BEGIN Given data

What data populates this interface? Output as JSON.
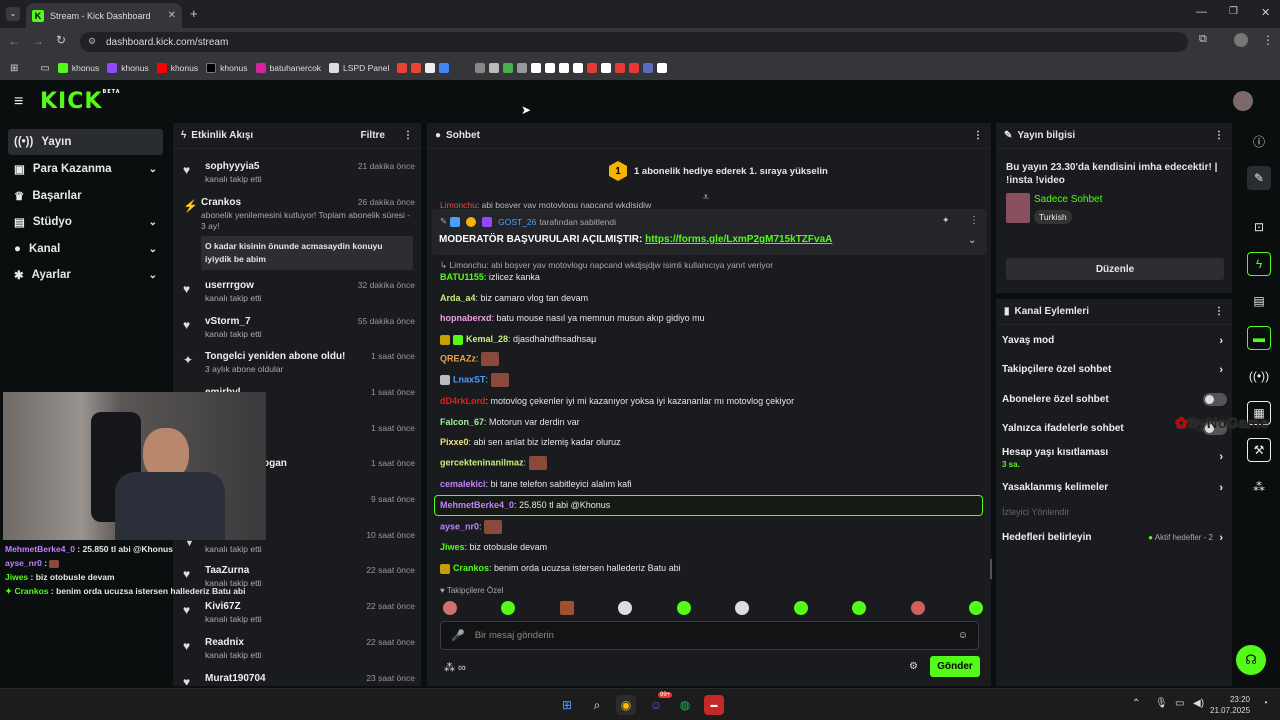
{
  "browser": {
    "tab_title": "Stream - Kick Dashboard",
    "url": "dashboard.kick.com/stream",
    "bookmarks": [
      "khonus",
      "khonus",
      "khonus",
      "khonus",
      "batuhanercok",
      "LSPD Panel"
    ]
  },
  "brand": {
    "logo": "KICK",
    "beta": "BETA",
    "accent": "#53fc18"
  },
  "nav": [
    {
      "label": "Yayın",
      "icon": "broadcast-icon"
    },
    {
      "label": "Para Kazanma",
      "icon": "wallet-icon"
    },
    {
      "label": "Başarılar",
      "icon": "trophy-icon"
    },
    {
      "label": "Stüdyo",
      "icon": "studio-icon"
    },
    {
      "label": "Kanal",
      "icon": "user-icon"
    },
    {
      "label": "Ayarlar",
      "icon": "gear-icon"
    }
  ],
  "activity": {
    "title": "Etkinlik Akışı",
    "filter": "Filtre",
    "items": [
      {
        "name": "sophyyyia5",
        "sub": "kanalı takip etti",
        "time": "21 dakika önce"
      },
      {
        "name": "Crankos",
        "sub": "abonelik yenilemesini kutluyor! Toplam abonelik süresi - 3 ay!",
        "time": "26 dakika önce",
        "quote": "O kadar kisinin önunde acmasaydin konuyu iyiydik be abim"
      },
      {
        "name": "userrrgow",
        "sub": "kanalı takip etti",
        "time": "32 dakika önce"
      },
      {
        "name": "vStorm_7",
        "sub": "kanalı takip etti",
        "time": "55 dakika önce"
      },
      {
        "name": "Tongelci yeniden abone oldu!",
        "sub": "3 aylık abone oldular",
        "time": "1 saat önce"
      },
      {
        "name": "emirbyl",
        "time": "1 saat önce"
      },
      {
        "time": "1 saat önce"
      },
      {
        "name": "ogan",
        "time": "1 saat önce"
      },
      {
        "time": "9 saat önce"
      },
      {
        "sub": "kanalı takip etti",
        "time": "10 saat önce"
      },
      {
        "name": "TaaZurna",
        "sub": "kanalı takip etti",
        "time": "22 saat önce"
      },
      {
        "name": "Kivi67Z",
        "sub": "kanalı takip etti",
        "time": "22 saat önce"
      },
      {
        "name": "Readnix",
        "sub": "kanalı takip etti",
        "time": "22 saat önce"
      },
      {
        "name": "Murat190704",
        "time": "23 saat önce"
      }
    ]
  },
  "chat": {
    "title": "Sohbet",
    "gift_banner": "1 abonelik hediye ederek 1. sıraya yükselin",
    "gift_rank": "1",
    "pinned": {
      "by": "GOST_26",
      "by_suffix": "tarafından sabitlendi",
      "text": "MODERATÖR BAŞVURULARI AÇILMIŞTIR: ",
      "link": "https://forms.gle/LxmP2gM715kTZFvaA"
    },
    "cut_line": "abi bosver yav motovlogu napcand wkdjsjdjw",
    "reply_line": "Limonchu: abi boşver yav motovlogu napcand wkdjsjdjw isimli kullanıcıya yanıt veriyor",
    "messages": [
      {
        "user": "BATU1155",
        "text": "izlicez kanka",
        "color": "#53fc18"
      },
      {
        "user": "Arda_a4",
        "text": "biz camaro vlog tan devam",
        "color": "#c6f07a"
      },
      {
        "user": "hopnaberxd",
        "text": "batu mouse nasıl ya memnun musun akıp gidiyo mu",
        "color": "#f0a0e0"
      },
      {
        "user": "Kemal_28",
        "text": "djasdhahdfhsadhsaµ",
        "color": "#c6f07a"
      },
      {
        "user": "QREAZz",
        "text": "",
        "color": "#f0a040"
      },
      {
        "user": "LnaxST",
        "text": "",
        "color": "#4aa0ff"
      },
      {
        "user": "dD4rkLord",
        "text": "motovlog çekenler iyi mi kazanıyor yoksa iyi kazananlar mı motovlog çekiyor",
        "color": "#e02020"
      },
      {
        "user": "Falcon_67",
        "text": "Motorun var derdin var",
        "color": "#a0f0a0"
      },
      {
        "user": "Pixxe0",
        "text": "abi sen anlat biz izlemiş kadar oluruz",
        "color": "#f0e080"
      },
      {
        "user": "gercekteninanilmaz",
        "text": "",
        "color": "#c6f07a"
      },
      {
        "user": "cemalekici",
        "text": "bi tane telefon sabitleyici alalım kafi",
        "color": "#c080ff"
      },
      {
        "user": "MehmetBerke4_0",
        "text": "25.850 tl abi @Khonus",
        "color": "#c080ff"
      },
      {
        "user": "ayse_nr0",
        "text": "",
        "color": "#c080ff"
      },
      {
        "user": "Jiwes",
        "text": "biz otobusle devam",
        "color": "#53fc18"
      },
      {
        "user": "Crankos",
        "text": "benim orda ucuzsa istersen hallederiz Batu abi",
        "color": "#53fc18"
      }
    ],
    "followers_only_label": "Takipçilere Özel",
    "input_placeholder": "Bir mesaj gönderin",
    "send_label": "Gönder"
  },
  "stream_info": {
    "title": "Yayın bilgisi",
    "stream_title": "Bu yayın 23.30'da kendisini imha edecektir! | !insta !video",
    "category": "Sadece Sohbet",
    "language": "Turkish",
    "edit_label": "Düzenle"
  },
  "channel_actions": {
    "title": "Kanal Eylemleri",
    "items": [
      {
        "label": "Yavaş mod",
        "type": "arrow"
      },
      {
        "label": "Takipçilere özel sohbet",
        "type": "arrow"
      },
      {
        "label": "Abonelere özel sohbet",
        "type": "toggle"
      },
      {
        "label": "Yalnızca ifadelerle sohbet",
        "type": "toggle"
      },
      {
        "label": "Hesap yaşı kısıtlaması",
        "type": "arrow",
        "sub": "3 sa."
      },
      {
        "label": "Yasaklanmış kelimeler",
        "type": "arrow"
      },
      {
        "label": "İzleyici Yönlendir",
        "type": "disabled"
      },
      {
        "label": "Hedefleri belirleyin",
        "type": "arrow",
        "badge": "Aktif hedefler - 2"
      }
    ]
  },
  "overlay_chat": [
    {
      "user": "MehmetBerke4_0",
      "text": "25.850 tl abi @Khonus",
      "color": "#c080ff"
    },
    {
      "user": "ayse_nr0",
      "text": "",
      "color": "#c080ff"
    },
    {
      "user": "Jiwes",
      "text": "biz otobusle devam",
      "color": "#53fc18"
    },
    {
      "user": "Crankos",
      "text": "benim orda ucuzsa istersen hallederiz Batu abi",
      "color": "#53fc18"
    }
  ],
  "watermark": "ByNoGame",
  "taskbar": {
    "time": "23:20",
    "date": "21.07.2025",
    "badge": "99+"
  }
}
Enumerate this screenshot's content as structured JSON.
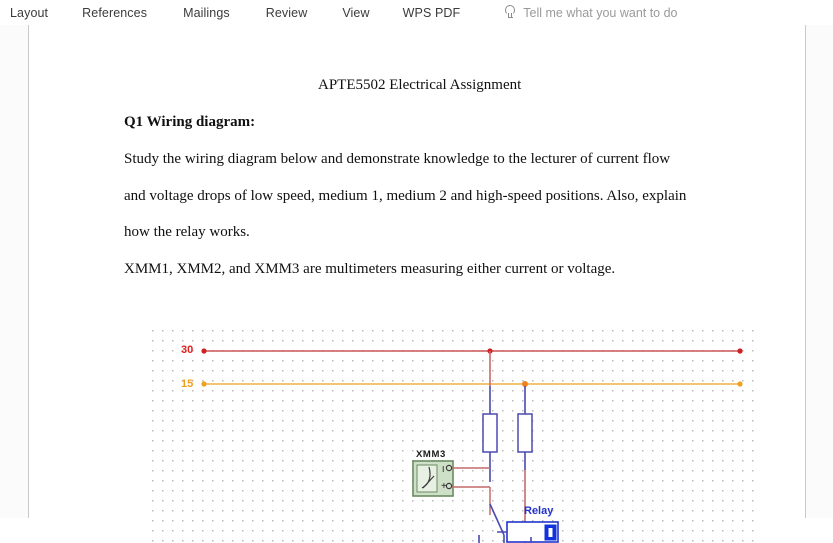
{
  "ribbon": {
    "tabs": [
      {
        "id": "layout",
        "label": "Layout"
      },
      {
        "id": "references",
        "label": "References"
      },
      {
        "id": "mailings",
        "label": "Mailings"
      },
      {
        "id": "review",
        "label": "Review"
      },
      {
        "id": "view",
        "label": "View"
      },
      {
        "id": "wpspdf",
        "label": "WPS PDF"
      }
    ],
    "tell_me": {
      "icon": "lightbulb-icon",
      "label": "Tell me what you want to do"
    }
  },
  "document": {
    "title": "APTE5502 Electrical Assignment",
    "heading": "Q1 Wiring diagram:",
    "paragraphs": [
      "Study the wiring diagram below and demonstrate knowledge to the lecturer of current flow",
      "and voltage drops of low speed, medium 1, medium 2 and high-speed positions. Also, explain",
      "how the relay works.",
      "XMM1, XMM2, and XMM3 are multimeters measuring either current or voltage."
    ]
  },
  "diagram": {
    "labels": {
      "rail_30": "30",
      "rail_15": "15",
      "multimeter": "XMM3",
      "relay": "Relay",
      "terminal_i": "I",
      "terminal_plus": "+"
    },
    "colors": {
      "rail_30": "#cc3333",
      "rail_15": "#f0a830",
      "wire_blue": "#4a4ab0",
      "wire_red": "#c46a6a",
      "relay_blue": "#2233cc",
      "meter_fill": "#cfe0c8",
      "meter_border": "#6a8a62",
      "grid_dot": "#b9b9b9"
    }
  }
}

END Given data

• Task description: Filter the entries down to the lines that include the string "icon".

• Exercise response:
      "icon": "broadcast-icon"
      "icon": "wallet-icon"
      "icon": "trophy-icon"
      "icon": "studio-icon"
      "icon": "user-icon"
      "icon": "gear-icon"
      "icon": "lightbulb-icon",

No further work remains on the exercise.